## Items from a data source
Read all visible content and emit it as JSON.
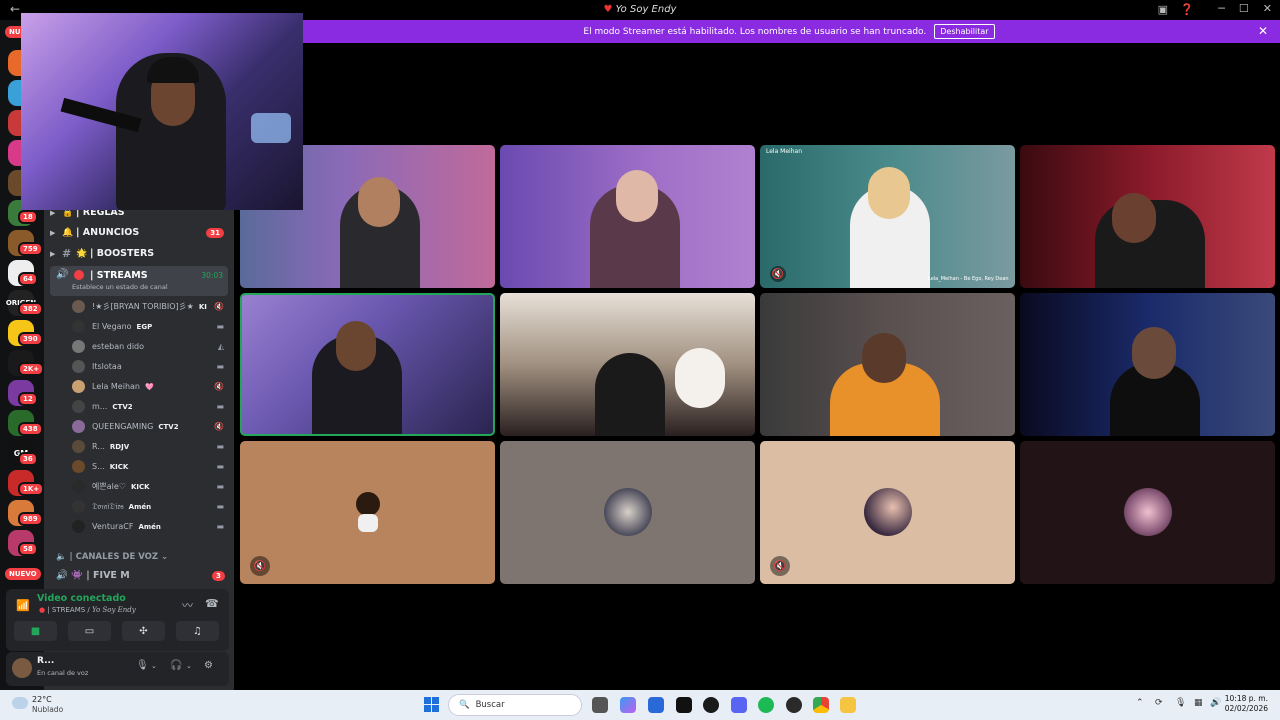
{
  "window": {
    "title": "Yo Soy Endy"
  },
  "banner": {
    "text": "El modo Streamer está habilitado. Los nombres de usuario se han truncado.",
    "button": "Deshabilitar"
  },
  "servers": {
    "badges": [
      "18",
      "759",
      "64",
      "382",
      "390",
      "2K+",
      "12",
      "438",
      "36",
      "1K+",
      "989",
      "58"
    ],
    "labels": [
      "ORIGEN",
      "GM"
    ],
    "new_pills": [
      "NUEVO",
      "NUEVO"
    ]
  },
  "channels": [
    {
      "name": "| REGLAS",
      "emoji": "🔒",
      "badge": ""
    },
    {
      "name": "| ANUNCIOS",
      "emoji": "🔔",
      "badge": "31"
    },
    {
      "name": "| BOOSTERS",
      "emoji": "🌟",
      "badge": ""
    }
  ],
  "streams_channel": {
    "name": "| STREAMS",
    "time": "30:03",
    "sub": "Establece un estado de canal"
  },
  "voice_users": [
    {
      "name": "!★彡[BRYAN TORIBIO]彡★",
      "tag": "KI",
      "status": "🔇"
    },
    {
      "name": "El Vegano",
      "tag": "EGP",
      "status": "▬"
    },
    {
      "name": "esteban dido",
      "tag": "",
      "status": "◭"
    },
    {
      "name": "Itslotaa",
      "tag": "",
      "status": "▬"
    },
    {
      "name": "Lela Meihan",
      "tag": "🩷",
      "status": "🔇"
    },
    {
      "name": "m...",
      "tag": "CTV2",
      "status": "▬"
    },
    {
      "name": "QUEENGAMING",
      "tag": "CTV2",
      "status": "🔇"
    },
    {
      "name": "R...",
      "tag": "RDJV",
      "status": "▬"
    },
    {
      "name": "S...",
      "tag": "KICK",
      "status": "▬"
    },
    {
      "name": "예쁜ale♡",
      "tag": "KICK",
      "status": "▬"
    },
    {
      "name": "𝔇𝔬𝔪𝔦𝔇𝔦𝔬𝔰",
      "tag": "Amén",
      "status": "▬"
    },
    {
      "name": "VenturaCF",
      "tag": "Amén",
      "status": "▬"
    }
  ],
  "voice_category": "CANALES DE VOZ",
  "fivem": {
    "name": "| FIVE M",
    "badge": "3"
  },
  "voice_panel": {
    "title": "Video conectado",
    "channel": "| STREAMS /",
    "server": "Yo Soy Endy"
  },
  "user": {
    "name": "R...",
    "status": "En canal de voz"
  },
  "tile_labels": [
    "Lela Meihan",
    "Lela_Meihan - Be Ego, Rey Dean"
  ],
  "taskbar": {
    "temp": "22°C",
    "weather": "Nublado",
    "search": "Buscar",
    "time": "10:18 p. m.",
    "date": "02/02/2026"
  },
  "colors": {
    "accent": "#8a2be2",
    "green": "#23a55a",
    "red": "#f23f43",
    "sidebar": "#2b2d31"
  }
}
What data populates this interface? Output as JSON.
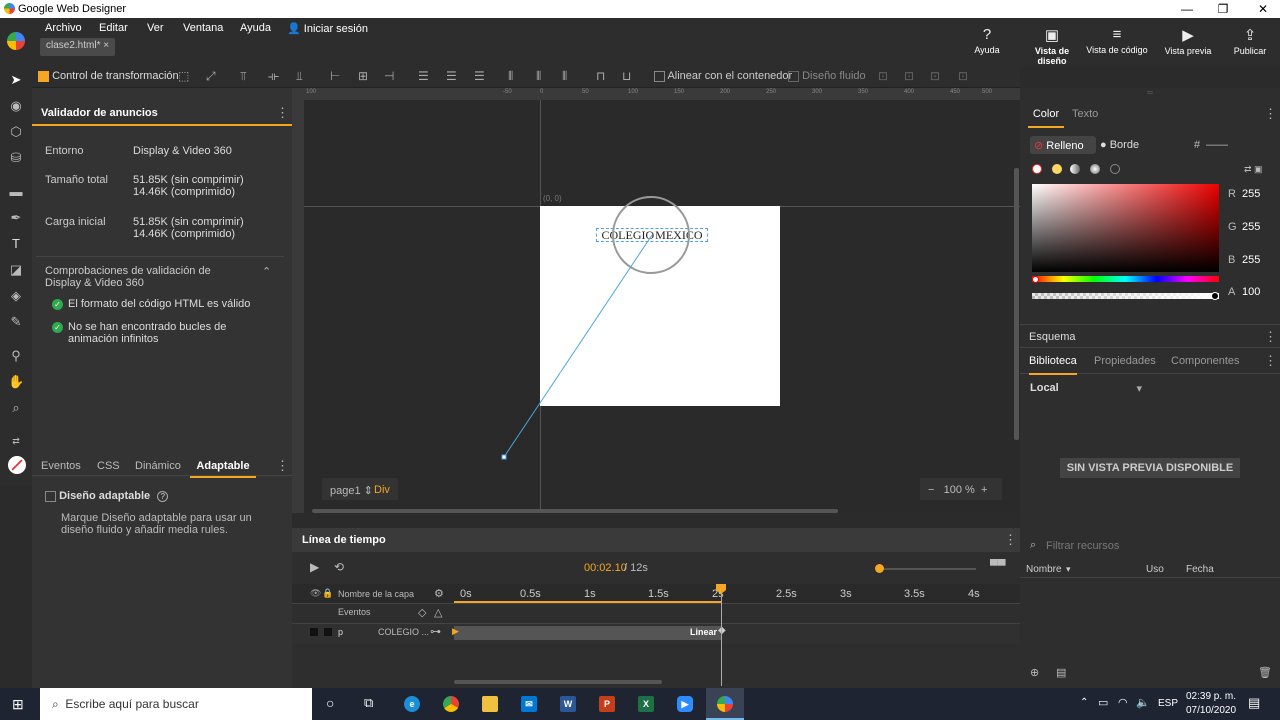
{
  "app": {
    "title": "Google Web Designer",
    "file_tab": "clase2.html*",
    "file_tab_close": "×"
  },
  "menu": [
    "Archivo",
    "Editar",
    "Ver",
    "Ventana",
    "Ayuda",
    "Iniciar sesión"
  ],
  "topbuttons": {
    "help": "Ayuda",
    "design": "Vista de diseño",
    "code": "Vista de código",
    "preview": "Vista previa",
    "publish": "Publicar"
  },
  "toolbar": {
    "transform": "Control de transformación",
    "align_container": "Alinear con el contenedor",
    "fluid": "Diseño fluido"
  },
  "validator": {
    "title": "Validador de anuncios",
    "env_label": "Entorno",
    "env_val": "Display & Video 360",
    "total_label": "Tamaño total",
    "total_v1": "51.85K (sin comprimir)",
    "total_v2": "14.46K (comprimido)",
    "load_label": "Carga inicial",
    "load_v1": "51.85K (sin comprimir)",
    "load_v2": "14.46K (comprimido)",
    "checks_title": "Comprobaciones de validación de Display & Video 360",
    "check1": "El formato del código HTML es válido",
    "check2": "No se han encontrado bucles de animación infinitos"
  },
  "lowertabs": [
    "Eventos",
    "CSS",
    "Dinámico",
    "Adaptable"
  ],
  "adaptable": {
    "title": "Diseño adaptable",
    "desc": "Marque Diseño adaptable para usar un diseño fluido y añadir media rules."
  },
  "stage": {
    "origin": "(0, 0)",
    "text": "COLEGIO MEXICO",
    "page": "page1",
    "element": "Div",
    "zoom": "100 %",
    "zoom_minus": "−",
    "zoom_plus": "+",
    "ruler": [
      "100",
      "-50",
      "0",
      "50",
      "100",
      "150",
      "200",
      "250",
      "300",
      "350",
      "400",
      "450",
      "500",
      "550"
    ]
  },
  "timeline": {
    "title": "Línea de tiempo",
    "time": "00:02.10",
    "total": "/ 12s",
    "col_layer": "Nombre de la capa",
    "events": "Eventos",
    "row_tag": "p",
    "row_name": "COLEGIO ...",
    "linear": "Linear",
    "ticks": [
      "0s",
      "0.5s",
      "1s",
      "1.5s",
      "2s",
      "2.5s",
      "3s",
      "3.5s",
      "4s"
    ],
    "progress": 0.21
  },
  "right": {
    "tab_color": "Color",
    "tab_text": "Texto",
    "fill": "Relleno",
    "border": "Borde",
    "hash": "#",
    "hash_val": "——",
    "r": "255",
    "g": "255",
    "b": "255",
    "a": "100",
    "R": "R",
    "G": "G",
    "B": "B",
    "A": "A",
    "schema": "Esquema",
    "tabs2": [
      "Biblioteca",
      "Propiedades",
      "Componentes"
    ],
    "local": "Local",
    "no_preview": "SIN VISTA PREVIA DISPONIBLE",
    "filter": "Filtrar recursos",
    "col_name": "Nombre",
    "col_use": "Uso",
    "col_date": "Fecha"
  },
  "taskbar": {
    "search": "Escribe aquí para buscar",
    "lang": "ESP",
    "time": "02:39 p. m.",
    "date": "07/10/2020"
  },
  "colors": {
    "accent": "#f5a623",
    "stage_bg": "#2a2a2a",
    "canvas": "#ffffff",
    "selection": "#4aa3df"
  }
}
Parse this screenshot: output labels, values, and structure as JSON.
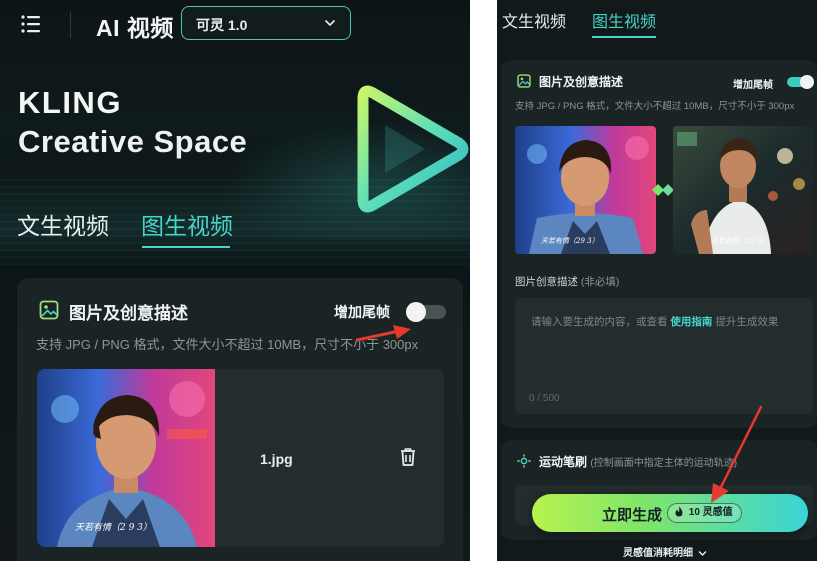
{
  "left_panel": {
    "app_title": "AI 视频",
    "model_select": {
      "value": "可灵 1.0"
    },
    "brand": {
      "line1": "KLING",
      "line2": "Creative Space"
    },
    "tabs": [
      {
        "label": "文生视频",
        "active": false
      },
      {
        "label": "图生视频",
        "active": true
      }
    ],
    "card": {
      "title": "图片及创意描述",
      "tail_frame_label": "增加尾帧",
      "tail_frame_enabled": false,
      "hint": "支持 JPG / PNG 格式，文件大小不超过 10MB，尺寸不小于 300px",
      "uploaded_file": "1.jpg",
      "photo_caption": "天若有情（2 9 3）"
    }
  },
  "right_panel": {
    "tabs": [
      {
        "label": "文生视频",
        "active": false
      },
      {
        "label": "图生视频",
        "active": true
      }
    ],
    "card": {
      "title": "图片及创意描述",
      "tail_frame_label": "增加尾帧",
      "tail_frame_enabled": true,
      "hint": "支持 JPG / PNG 格式，文件大小不超过 10MB，尺寸不小于 300px",
      "photo1_caption": "天若有情（29 3）",
      "photo2_caption": "天若有情（29 3）",
      "desc_label": "图片创意描述",
      "desc_optional": "(非必填)",
      "placeholder_prefix": "请输入要生成的内容，或查看",
      "placeholder_link": "使用指南",
      "placeholder_suffix": "提升生成效果",
      "char_count": "0 / 500"
    },
    "motion_card": {
      "title": "运动笔刷",
      "subtitle": "(控制画面中指定主体的运动轨迹)"
    },
    "generate_button": {
      "label": "立即生成",
      "cost": "10 灵感值"
    },
    "footer": {
      "label": "灵感值消耗明细"
    }
  },
  "colors": {
    "accent": "#48d3c8",
    "background_dark": "#11191a",
    "card": "#1b2425",
    "annotation_arrow": "#e53a2f"
  }
}
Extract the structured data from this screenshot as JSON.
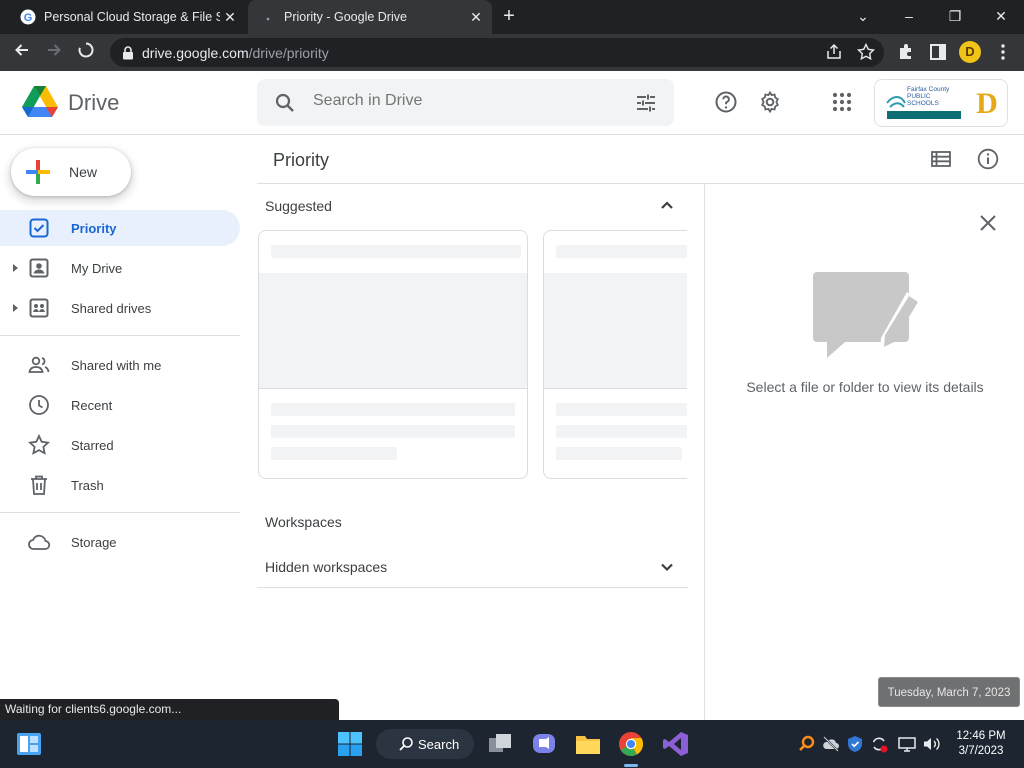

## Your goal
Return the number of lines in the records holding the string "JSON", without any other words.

## Answer to this problem
4